5 Portfolio weights versus MSCI World Index Sector As At 31 December Information Technology Materials Industrials Energy Health Care Telecommunication Services Insurance & Asset Mgt Banks Consumer Discretionary Real Estate Consumer Staples Utilities Cash Region Emerging Markets Japan Pacific ex Japan United Kingdom Continental Europe North America Cash Market capitalisation Mega Large Mid Small Micro The difference between the fund and benchmark weights may not equal stated active weights due to rounding. Schroder Investment Management Australia Limited Level 20 Angel Place, 123 Pitt Street, Sydney NSW 2000 Phone: Fax: (02) Investment in the may be made on an application form in the Information Memorandum, available from Schroder Investment Management Australia Limited (ABN AFSL ) ( Schroders ).This Report is intended solely for the information of the person to whom it is provided by Schroders. It should not be relied on by any person for the purposes of making investment decisions. Total returns are calculated using exit price to exit price, after fees and expenses, and assuming reinvestment of income. Gross returns are calculated using exit price to exit price and are gross of fees and expenses. The repayment of capital and performance of the Funds is not guaranteed by Schroders or any company in the Schroders Group. Past performance is not a reliable indicator of future performance. Unless otherwise stated the source for all graphs and tables contained in this report is Schroders. Opinions constitute our judgment at the time of issue and are subject to change. This report does not contain and is not to be taken as containing any financial product advice or financial product recommendation. For security reasons telephone calls may be recorded. Third party data is owned by the applicable third party identified above and is provided for your internal use only. Such data may not be reproduced or re-disseminated and may not be used to create any financial instruments or products or any indices. Such data is provided without any warranties of any kind. Neither the third party data owner nor any other party involved in the publication of this document can be held liable for any error.
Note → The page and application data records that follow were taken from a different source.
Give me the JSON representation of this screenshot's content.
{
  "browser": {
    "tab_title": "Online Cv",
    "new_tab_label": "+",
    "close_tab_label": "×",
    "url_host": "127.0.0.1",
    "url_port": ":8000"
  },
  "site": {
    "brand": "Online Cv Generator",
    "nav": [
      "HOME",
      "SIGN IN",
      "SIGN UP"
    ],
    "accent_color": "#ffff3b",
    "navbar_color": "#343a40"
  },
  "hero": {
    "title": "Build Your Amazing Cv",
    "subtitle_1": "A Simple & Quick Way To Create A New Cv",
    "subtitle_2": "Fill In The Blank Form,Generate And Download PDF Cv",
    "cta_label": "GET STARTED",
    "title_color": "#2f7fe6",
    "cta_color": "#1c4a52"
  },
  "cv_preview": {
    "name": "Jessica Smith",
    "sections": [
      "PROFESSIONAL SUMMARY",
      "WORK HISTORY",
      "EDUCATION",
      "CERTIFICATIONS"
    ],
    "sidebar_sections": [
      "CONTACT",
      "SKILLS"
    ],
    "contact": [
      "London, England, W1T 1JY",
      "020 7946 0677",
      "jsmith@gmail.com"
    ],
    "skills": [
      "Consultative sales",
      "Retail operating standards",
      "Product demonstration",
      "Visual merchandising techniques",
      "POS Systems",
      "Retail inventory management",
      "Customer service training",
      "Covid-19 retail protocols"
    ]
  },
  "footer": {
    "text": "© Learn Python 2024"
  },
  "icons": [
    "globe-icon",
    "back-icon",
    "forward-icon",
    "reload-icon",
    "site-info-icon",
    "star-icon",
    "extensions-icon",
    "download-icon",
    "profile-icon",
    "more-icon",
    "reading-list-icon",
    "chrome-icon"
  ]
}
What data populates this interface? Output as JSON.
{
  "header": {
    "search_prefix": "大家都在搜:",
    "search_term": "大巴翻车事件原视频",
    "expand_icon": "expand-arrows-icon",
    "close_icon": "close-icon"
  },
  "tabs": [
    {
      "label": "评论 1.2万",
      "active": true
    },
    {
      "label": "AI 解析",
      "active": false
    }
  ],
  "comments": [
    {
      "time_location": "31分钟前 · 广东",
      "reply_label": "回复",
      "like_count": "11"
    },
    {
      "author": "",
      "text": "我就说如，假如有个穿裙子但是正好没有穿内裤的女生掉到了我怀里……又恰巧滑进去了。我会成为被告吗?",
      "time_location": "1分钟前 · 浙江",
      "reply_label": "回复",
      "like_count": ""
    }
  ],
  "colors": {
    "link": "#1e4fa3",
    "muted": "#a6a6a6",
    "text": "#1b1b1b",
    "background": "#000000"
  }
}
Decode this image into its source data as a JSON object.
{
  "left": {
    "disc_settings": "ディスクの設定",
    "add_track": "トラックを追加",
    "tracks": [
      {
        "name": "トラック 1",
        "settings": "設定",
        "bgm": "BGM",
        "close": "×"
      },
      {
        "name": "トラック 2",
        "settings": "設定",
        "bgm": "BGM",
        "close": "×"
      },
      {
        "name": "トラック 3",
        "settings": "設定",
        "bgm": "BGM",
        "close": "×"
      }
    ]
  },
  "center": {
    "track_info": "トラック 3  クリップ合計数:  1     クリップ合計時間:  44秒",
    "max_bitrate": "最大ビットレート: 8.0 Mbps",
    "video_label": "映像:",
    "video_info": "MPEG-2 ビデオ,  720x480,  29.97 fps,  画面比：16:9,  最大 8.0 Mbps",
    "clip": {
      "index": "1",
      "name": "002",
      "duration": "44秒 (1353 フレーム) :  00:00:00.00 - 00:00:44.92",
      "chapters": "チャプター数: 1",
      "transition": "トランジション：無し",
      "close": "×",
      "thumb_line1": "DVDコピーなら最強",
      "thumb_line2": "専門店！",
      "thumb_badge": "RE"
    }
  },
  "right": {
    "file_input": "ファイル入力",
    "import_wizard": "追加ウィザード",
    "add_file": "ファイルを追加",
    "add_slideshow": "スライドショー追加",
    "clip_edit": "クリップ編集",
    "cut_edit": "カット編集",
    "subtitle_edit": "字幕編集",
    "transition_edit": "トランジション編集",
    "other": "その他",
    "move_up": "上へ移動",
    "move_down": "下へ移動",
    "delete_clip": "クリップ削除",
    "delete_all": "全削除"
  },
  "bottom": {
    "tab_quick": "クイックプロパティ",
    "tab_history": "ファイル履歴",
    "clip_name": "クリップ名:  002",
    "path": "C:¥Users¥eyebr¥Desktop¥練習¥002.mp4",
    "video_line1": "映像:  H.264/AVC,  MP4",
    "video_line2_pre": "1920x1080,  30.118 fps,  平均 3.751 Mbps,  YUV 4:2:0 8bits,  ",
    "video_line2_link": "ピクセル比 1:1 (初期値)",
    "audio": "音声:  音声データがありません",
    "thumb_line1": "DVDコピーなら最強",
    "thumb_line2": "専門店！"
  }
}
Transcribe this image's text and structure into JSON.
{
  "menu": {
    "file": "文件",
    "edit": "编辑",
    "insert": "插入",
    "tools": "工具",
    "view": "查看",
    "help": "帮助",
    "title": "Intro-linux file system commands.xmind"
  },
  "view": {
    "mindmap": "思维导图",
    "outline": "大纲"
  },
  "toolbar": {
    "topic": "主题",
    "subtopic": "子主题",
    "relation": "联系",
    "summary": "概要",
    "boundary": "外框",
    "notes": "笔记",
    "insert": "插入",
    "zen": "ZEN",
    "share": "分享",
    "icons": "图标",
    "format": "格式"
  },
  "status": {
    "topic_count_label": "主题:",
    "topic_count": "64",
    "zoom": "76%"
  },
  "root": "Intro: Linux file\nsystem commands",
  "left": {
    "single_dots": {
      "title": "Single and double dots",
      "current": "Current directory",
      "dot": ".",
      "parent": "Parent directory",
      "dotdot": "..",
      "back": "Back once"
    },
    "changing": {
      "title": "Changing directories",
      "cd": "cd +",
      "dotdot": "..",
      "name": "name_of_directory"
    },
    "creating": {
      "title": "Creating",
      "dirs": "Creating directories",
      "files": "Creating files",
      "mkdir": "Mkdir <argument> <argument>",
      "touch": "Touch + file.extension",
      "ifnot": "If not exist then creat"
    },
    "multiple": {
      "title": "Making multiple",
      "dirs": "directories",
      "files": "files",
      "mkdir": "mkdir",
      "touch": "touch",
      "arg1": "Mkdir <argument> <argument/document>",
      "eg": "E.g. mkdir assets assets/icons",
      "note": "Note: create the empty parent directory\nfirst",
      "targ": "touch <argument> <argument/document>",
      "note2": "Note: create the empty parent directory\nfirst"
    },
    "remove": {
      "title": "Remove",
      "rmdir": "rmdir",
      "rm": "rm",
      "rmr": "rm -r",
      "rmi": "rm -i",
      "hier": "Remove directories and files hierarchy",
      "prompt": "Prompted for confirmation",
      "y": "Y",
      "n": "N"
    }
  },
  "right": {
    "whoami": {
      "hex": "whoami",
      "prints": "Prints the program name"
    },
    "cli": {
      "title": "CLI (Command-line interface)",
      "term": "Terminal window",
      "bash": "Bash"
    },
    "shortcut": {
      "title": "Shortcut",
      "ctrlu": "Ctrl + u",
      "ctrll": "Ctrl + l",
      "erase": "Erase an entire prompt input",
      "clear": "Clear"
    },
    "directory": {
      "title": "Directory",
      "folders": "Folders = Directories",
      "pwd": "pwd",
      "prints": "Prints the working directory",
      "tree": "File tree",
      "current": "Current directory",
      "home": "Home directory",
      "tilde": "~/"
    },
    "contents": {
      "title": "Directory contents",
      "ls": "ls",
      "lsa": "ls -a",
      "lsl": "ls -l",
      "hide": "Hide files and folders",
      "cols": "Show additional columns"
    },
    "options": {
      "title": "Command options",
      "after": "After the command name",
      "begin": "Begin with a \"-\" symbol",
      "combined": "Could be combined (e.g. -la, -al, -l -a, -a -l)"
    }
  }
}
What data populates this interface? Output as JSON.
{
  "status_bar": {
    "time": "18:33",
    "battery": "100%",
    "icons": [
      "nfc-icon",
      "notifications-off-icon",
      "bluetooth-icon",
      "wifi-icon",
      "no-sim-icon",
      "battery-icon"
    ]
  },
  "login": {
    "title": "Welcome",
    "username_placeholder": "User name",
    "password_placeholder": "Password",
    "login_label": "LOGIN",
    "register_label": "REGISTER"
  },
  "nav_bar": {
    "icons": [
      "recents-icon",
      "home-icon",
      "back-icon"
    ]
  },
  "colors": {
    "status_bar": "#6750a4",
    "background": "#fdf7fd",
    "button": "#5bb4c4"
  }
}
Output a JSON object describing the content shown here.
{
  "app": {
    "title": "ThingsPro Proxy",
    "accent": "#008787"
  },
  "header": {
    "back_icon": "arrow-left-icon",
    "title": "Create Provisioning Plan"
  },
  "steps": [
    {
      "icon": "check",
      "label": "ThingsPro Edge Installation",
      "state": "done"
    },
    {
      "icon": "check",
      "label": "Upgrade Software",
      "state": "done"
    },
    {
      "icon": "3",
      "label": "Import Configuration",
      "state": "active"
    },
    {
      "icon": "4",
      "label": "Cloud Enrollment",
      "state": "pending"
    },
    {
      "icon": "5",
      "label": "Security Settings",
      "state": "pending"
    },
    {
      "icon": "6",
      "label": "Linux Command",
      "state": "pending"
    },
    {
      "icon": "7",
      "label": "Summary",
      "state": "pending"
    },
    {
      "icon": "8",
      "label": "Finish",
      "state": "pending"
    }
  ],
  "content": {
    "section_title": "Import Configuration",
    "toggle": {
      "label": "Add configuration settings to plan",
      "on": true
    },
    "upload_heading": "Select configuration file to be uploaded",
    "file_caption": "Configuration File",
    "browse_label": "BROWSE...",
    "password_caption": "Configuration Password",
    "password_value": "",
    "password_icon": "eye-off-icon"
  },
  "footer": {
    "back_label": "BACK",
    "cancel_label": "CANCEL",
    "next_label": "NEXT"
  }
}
The terms of the third party s specific disclaimers are set forth in the Important Information section at Page 5